▶ THE TASK: Across the entries that follow, tally every line holding the word "Returning" and reply with the count alone.

[Stored items]

■ ■ ■ ■ ■

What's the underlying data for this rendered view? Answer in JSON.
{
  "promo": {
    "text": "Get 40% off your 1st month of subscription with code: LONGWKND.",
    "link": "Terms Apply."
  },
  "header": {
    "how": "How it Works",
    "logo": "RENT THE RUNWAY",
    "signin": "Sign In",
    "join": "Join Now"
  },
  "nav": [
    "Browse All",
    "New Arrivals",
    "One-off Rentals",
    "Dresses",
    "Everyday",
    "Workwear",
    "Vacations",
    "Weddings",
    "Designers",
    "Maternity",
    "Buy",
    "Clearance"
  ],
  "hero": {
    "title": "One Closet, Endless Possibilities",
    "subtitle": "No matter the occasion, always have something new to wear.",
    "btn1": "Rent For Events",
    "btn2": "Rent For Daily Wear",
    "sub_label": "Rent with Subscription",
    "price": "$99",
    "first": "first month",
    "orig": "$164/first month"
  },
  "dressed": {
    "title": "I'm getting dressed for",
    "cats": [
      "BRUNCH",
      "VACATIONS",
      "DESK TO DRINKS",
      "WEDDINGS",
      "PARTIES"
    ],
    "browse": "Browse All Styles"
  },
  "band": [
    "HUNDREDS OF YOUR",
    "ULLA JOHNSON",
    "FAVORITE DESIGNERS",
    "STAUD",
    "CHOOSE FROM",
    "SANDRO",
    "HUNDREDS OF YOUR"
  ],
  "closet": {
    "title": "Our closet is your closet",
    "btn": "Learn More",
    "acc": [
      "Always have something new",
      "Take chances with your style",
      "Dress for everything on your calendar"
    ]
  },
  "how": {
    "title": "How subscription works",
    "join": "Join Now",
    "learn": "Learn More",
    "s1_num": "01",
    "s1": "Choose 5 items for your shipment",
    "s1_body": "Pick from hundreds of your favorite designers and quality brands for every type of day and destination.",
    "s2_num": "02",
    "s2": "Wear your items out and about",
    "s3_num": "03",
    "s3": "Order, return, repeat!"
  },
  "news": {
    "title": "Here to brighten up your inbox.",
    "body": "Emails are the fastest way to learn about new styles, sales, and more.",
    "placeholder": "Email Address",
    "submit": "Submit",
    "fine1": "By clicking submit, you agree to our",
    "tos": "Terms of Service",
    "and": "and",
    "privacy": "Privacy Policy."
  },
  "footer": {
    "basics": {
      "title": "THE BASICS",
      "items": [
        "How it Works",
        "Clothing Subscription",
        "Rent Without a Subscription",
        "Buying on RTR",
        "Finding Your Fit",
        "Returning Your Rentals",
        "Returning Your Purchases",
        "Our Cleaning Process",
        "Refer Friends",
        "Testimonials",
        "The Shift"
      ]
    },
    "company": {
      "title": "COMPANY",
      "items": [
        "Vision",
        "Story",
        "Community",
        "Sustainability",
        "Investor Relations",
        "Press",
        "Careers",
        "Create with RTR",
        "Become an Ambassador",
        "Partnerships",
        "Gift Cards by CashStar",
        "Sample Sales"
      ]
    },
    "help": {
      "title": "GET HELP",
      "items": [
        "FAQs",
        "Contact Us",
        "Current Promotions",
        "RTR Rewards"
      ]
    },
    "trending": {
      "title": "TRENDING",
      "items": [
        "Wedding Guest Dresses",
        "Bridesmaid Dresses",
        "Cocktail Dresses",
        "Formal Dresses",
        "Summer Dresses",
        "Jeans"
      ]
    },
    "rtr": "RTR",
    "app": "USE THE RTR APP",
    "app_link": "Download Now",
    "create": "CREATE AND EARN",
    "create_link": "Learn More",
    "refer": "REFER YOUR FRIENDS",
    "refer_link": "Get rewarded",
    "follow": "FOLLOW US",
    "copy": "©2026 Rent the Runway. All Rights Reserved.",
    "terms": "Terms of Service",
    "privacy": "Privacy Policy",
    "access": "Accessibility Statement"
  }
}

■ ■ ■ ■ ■

▶ EXERCISE SOLUTION: 2